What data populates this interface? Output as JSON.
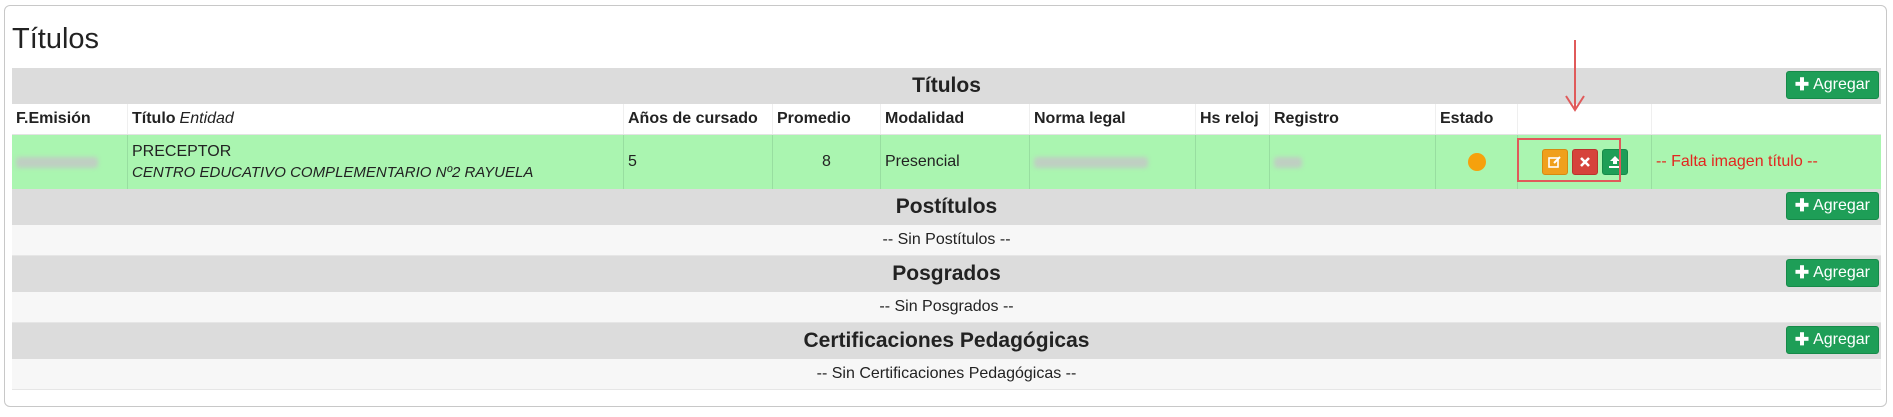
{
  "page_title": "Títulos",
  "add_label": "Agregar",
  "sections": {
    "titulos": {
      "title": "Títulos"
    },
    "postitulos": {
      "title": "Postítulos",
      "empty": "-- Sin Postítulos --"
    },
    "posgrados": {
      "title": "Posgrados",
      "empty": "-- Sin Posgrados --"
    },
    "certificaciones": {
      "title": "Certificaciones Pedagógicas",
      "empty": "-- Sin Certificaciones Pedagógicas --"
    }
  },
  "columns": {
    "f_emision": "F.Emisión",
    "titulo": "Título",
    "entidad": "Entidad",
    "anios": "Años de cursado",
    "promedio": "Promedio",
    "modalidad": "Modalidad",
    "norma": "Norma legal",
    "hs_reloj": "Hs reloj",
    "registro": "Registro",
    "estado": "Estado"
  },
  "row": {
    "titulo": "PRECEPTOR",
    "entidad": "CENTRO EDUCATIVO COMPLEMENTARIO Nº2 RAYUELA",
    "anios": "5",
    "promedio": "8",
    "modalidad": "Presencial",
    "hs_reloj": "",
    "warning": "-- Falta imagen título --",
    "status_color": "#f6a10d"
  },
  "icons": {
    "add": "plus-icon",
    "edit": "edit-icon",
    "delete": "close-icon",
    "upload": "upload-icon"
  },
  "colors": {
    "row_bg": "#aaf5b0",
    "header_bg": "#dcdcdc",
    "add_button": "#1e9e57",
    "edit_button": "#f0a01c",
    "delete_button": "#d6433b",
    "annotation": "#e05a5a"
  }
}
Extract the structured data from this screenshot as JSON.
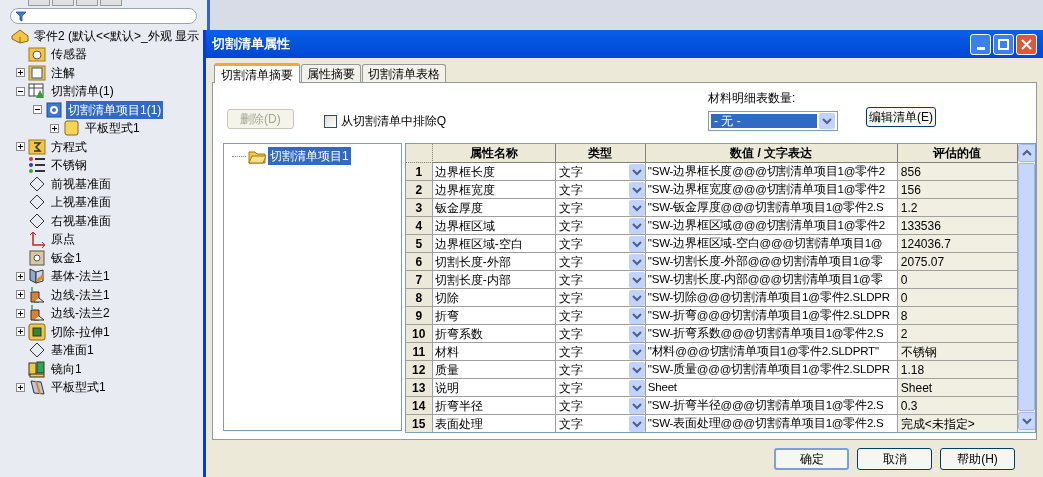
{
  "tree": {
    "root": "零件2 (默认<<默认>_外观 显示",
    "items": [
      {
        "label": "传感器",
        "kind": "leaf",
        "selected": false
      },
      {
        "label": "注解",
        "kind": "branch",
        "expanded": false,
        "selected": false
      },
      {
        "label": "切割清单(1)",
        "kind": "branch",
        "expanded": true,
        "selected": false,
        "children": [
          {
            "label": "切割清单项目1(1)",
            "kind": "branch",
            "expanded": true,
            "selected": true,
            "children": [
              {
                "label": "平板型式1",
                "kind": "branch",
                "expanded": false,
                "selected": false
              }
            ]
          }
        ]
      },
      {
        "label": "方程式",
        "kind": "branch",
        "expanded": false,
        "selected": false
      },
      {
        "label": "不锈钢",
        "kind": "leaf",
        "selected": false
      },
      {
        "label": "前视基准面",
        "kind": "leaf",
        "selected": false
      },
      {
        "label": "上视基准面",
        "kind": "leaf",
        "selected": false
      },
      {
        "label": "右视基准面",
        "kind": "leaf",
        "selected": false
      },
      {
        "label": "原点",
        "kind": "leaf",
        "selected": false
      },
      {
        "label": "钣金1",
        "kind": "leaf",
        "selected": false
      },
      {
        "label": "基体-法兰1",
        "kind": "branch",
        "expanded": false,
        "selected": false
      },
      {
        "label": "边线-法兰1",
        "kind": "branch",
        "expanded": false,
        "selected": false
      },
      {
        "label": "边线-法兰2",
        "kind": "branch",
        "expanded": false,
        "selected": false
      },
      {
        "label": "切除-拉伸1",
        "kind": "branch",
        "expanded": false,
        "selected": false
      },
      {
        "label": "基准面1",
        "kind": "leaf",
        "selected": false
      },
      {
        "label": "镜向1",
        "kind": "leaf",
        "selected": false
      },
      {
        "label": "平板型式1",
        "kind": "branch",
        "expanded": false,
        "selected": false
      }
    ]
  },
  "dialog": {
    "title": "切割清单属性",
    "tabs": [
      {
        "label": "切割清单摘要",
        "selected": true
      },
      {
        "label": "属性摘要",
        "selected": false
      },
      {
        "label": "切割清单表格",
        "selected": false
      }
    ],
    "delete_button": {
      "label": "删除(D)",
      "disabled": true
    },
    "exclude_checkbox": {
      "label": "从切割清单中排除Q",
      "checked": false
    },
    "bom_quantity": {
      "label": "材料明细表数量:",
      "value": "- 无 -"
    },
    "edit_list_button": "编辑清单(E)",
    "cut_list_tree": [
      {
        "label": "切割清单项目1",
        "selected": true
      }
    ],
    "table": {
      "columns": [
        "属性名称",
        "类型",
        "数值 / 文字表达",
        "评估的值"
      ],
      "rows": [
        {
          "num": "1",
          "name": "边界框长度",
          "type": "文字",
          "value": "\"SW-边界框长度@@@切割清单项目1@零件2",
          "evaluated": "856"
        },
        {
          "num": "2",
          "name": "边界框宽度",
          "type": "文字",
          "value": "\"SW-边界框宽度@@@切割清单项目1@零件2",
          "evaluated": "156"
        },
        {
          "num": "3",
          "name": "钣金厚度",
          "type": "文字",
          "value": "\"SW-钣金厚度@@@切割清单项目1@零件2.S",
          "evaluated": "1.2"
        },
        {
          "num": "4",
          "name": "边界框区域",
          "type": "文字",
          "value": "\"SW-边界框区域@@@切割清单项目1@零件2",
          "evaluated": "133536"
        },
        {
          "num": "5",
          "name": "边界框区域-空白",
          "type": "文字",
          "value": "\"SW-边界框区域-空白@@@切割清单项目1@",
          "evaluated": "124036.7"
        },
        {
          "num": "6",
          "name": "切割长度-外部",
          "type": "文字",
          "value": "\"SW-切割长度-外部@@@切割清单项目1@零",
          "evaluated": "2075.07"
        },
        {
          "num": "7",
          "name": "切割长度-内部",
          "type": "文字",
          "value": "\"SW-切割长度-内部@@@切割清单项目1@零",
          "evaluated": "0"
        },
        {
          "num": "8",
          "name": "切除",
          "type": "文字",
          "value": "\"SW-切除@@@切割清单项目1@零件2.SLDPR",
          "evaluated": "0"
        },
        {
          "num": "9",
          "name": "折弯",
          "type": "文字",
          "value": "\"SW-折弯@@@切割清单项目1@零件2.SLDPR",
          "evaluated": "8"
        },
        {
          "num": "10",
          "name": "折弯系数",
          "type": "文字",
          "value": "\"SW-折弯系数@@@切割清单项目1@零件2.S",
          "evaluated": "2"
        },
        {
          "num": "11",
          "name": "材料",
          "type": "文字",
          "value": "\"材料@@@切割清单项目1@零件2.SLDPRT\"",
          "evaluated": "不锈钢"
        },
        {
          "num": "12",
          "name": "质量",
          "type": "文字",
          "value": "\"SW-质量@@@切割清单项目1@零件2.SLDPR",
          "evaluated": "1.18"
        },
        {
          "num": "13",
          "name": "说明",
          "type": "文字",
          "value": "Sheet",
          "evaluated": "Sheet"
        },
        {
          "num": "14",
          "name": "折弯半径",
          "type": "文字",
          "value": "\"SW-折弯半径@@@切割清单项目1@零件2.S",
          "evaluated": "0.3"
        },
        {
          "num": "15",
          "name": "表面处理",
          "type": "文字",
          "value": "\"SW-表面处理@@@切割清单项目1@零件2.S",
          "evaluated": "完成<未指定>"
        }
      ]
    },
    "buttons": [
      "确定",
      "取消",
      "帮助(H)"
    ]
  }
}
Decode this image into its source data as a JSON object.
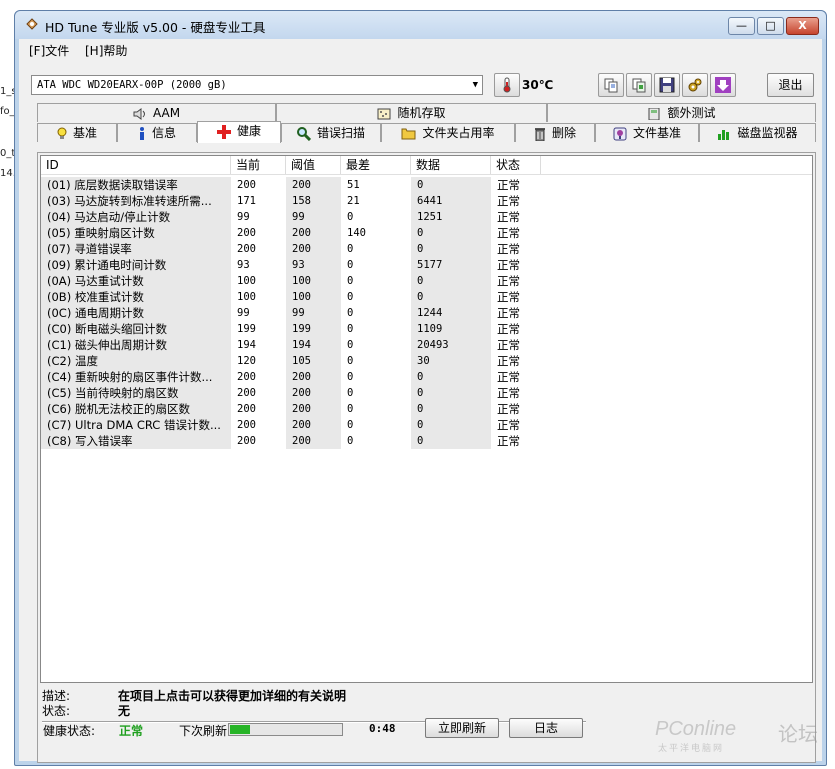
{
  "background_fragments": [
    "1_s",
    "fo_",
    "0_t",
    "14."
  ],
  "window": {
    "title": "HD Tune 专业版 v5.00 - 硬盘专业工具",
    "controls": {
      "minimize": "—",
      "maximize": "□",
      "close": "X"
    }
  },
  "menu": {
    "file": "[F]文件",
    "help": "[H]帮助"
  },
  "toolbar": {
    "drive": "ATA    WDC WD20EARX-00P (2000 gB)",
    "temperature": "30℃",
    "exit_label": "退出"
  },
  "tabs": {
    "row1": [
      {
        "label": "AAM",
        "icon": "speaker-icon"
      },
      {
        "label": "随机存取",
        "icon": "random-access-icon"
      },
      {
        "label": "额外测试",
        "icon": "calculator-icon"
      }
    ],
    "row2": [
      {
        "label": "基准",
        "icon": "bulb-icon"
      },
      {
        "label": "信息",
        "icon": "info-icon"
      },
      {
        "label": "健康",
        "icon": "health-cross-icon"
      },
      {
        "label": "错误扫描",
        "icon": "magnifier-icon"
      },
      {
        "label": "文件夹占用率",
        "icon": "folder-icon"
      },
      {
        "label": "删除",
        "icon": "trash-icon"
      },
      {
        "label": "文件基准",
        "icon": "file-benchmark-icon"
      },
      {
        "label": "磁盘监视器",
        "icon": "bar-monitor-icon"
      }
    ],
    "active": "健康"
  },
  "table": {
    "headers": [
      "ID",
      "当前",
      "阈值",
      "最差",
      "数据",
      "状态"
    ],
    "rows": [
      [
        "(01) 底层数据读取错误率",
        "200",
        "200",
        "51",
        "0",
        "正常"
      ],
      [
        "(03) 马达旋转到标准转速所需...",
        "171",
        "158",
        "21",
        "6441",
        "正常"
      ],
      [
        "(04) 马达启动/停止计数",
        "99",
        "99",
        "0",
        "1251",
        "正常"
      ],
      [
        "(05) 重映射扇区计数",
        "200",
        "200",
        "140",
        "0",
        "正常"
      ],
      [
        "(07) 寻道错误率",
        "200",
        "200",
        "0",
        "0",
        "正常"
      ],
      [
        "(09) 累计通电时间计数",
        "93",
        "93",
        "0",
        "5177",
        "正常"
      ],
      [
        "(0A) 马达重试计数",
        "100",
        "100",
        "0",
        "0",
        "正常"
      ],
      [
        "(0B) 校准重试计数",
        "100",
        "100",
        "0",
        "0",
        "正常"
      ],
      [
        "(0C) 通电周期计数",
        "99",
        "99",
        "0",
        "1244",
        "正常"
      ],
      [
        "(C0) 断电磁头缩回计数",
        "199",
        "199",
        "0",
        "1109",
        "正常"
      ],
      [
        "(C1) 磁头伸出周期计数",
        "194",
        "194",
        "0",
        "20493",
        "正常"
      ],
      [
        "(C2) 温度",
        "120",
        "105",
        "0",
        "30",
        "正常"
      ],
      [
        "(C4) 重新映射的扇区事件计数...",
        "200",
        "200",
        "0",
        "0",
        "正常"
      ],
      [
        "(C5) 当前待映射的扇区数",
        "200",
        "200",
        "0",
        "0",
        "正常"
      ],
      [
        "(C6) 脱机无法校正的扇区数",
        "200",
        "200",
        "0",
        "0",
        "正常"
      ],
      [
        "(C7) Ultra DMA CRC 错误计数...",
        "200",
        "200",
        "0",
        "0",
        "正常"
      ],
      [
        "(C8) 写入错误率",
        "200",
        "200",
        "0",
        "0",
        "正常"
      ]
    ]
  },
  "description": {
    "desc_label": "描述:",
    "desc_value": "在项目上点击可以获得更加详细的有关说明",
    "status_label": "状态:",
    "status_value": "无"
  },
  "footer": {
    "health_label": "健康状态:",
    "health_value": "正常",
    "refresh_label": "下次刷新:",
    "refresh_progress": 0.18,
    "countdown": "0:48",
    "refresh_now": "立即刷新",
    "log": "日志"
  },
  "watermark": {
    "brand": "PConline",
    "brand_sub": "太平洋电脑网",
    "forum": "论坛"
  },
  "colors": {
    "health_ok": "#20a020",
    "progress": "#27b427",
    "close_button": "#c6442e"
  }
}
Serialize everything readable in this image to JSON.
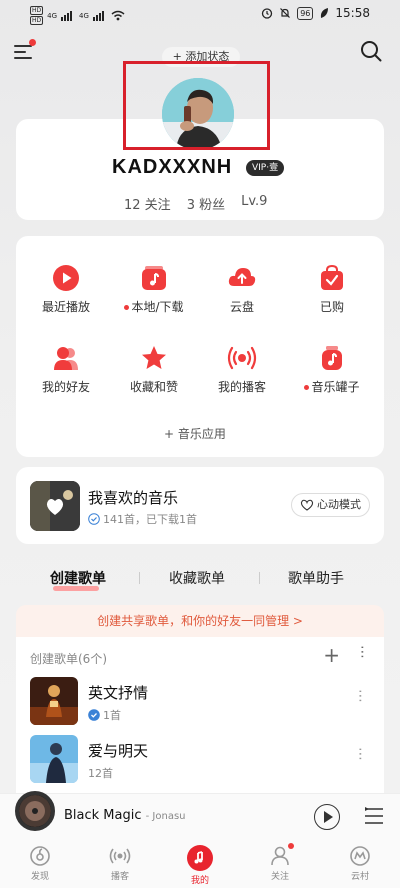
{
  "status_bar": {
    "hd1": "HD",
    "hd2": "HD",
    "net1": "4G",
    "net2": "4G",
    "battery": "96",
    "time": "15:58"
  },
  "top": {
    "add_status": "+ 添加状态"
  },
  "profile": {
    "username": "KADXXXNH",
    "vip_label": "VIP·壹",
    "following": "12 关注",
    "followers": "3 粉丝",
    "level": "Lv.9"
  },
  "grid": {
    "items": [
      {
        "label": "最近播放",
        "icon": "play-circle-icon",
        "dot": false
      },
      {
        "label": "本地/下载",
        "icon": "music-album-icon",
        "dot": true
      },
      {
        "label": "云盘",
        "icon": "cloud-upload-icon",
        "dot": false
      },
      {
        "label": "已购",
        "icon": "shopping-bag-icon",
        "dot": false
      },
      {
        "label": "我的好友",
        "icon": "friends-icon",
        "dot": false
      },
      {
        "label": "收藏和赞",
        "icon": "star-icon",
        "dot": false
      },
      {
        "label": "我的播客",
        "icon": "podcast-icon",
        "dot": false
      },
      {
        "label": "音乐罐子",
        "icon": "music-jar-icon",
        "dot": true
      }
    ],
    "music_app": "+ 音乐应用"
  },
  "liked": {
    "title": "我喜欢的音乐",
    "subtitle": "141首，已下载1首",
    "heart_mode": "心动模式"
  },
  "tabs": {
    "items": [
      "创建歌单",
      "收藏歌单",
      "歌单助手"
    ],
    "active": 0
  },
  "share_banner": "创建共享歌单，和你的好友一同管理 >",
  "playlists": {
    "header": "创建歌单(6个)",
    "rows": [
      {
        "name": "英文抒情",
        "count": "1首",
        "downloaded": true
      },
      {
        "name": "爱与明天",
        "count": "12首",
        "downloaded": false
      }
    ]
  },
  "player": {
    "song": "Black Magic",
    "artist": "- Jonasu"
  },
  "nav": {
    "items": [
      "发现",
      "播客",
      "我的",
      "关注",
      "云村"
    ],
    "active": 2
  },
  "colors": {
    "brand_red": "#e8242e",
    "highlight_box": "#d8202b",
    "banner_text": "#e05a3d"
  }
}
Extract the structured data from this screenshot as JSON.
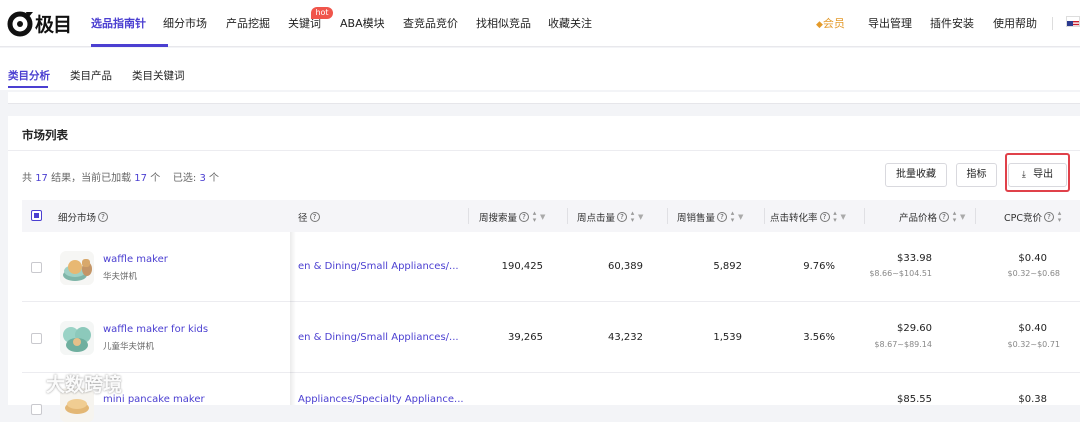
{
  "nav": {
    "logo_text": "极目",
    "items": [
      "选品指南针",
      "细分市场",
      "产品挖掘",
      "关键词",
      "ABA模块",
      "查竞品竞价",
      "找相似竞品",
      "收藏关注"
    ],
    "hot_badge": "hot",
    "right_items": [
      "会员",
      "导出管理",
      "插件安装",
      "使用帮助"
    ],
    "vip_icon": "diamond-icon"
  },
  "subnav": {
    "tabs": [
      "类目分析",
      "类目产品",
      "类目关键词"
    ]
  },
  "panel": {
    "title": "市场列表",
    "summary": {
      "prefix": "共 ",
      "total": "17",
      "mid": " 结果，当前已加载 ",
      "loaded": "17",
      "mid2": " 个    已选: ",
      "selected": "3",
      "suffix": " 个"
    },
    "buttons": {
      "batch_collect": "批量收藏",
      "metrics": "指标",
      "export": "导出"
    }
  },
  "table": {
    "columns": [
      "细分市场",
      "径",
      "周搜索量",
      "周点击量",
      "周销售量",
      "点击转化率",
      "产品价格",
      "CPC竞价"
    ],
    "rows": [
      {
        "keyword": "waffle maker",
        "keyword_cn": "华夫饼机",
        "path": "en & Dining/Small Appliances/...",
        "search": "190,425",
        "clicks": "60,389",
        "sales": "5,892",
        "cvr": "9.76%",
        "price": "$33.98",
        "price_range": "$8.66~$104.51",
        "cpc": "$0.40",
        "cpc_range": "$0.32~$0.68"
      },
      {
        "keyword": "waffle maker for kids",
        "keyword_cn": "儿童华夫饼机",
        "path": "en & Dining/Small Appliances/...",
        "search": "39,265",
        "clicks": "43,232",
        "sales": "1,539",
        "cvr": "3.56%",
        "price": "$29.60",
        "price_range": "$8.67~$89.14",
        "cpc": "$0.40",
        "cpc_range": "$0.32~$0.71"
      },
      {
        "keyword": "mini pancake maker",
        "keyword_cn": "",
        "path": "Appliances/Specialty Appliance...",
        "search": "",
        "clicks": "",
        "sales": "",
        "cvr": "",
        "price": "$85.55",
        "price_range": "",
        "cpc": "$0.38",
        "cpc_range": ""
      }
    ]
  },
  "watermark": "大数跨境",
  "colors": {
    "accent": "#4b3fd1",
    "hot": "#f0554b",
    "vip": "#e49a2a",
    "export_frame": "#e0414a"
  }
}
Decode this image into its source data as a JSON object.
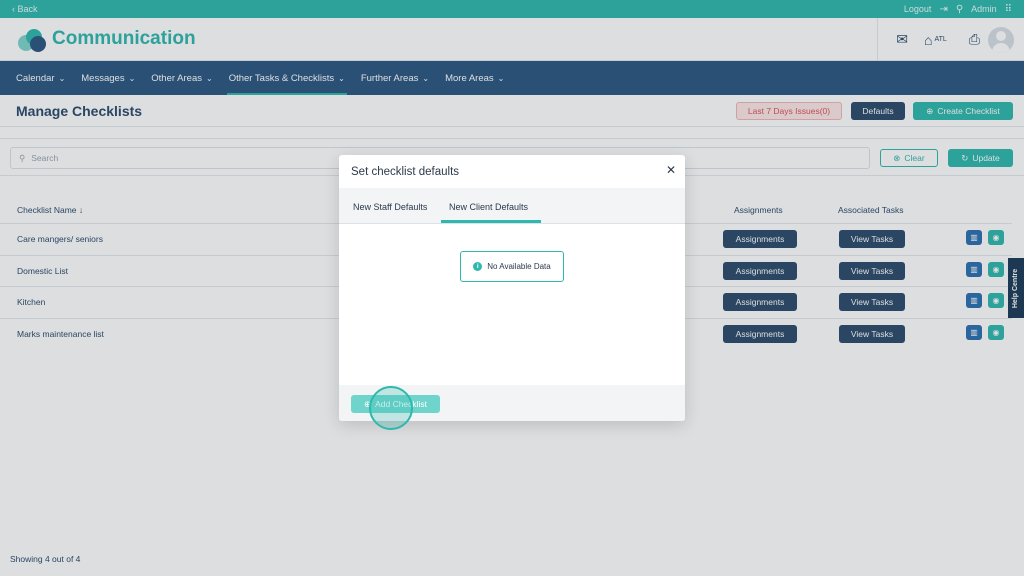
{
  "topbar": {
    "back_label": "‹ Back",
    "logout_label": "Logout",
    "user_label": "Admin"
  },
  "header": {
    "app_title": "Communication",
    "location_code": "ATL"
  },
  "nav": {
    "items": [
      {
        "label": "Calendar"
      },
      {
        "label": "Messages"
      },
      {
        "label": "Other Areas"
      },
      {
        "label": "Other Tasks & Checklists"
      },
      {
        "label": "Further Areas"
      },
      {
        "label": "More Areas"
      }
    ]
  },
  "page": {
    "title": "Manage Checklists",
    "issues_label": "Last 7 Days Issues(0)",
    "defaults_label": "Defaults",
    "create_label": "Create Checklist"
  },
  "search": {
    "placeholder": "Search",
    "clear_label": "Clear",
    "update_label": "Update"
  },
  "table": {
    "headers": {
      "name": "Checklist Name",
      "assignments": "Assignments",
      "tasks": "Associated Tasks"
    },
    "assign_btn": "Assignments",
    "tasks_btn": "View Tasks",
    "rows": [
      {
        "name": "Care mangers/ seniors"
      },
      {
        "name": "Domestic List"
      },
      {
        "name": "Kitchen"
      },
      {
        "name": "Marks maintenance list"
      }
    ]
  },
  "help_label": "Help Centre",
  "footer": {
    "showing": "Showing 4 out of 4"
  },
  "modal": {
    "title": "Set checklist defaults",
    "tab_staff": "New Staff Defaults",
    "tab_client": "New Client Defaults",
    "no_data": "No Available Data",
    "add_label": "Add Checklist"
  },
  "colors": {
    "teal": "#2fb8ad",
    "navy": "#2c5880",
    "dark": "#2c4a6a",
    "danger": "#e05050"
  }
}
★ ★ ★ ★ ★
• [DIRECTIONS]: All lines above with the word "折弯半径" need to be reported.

• [SOLUTION]:
          "name": "折弯半径",
          "value": "\"SW-折弯半径@@@切割清单项目1@零件2.S",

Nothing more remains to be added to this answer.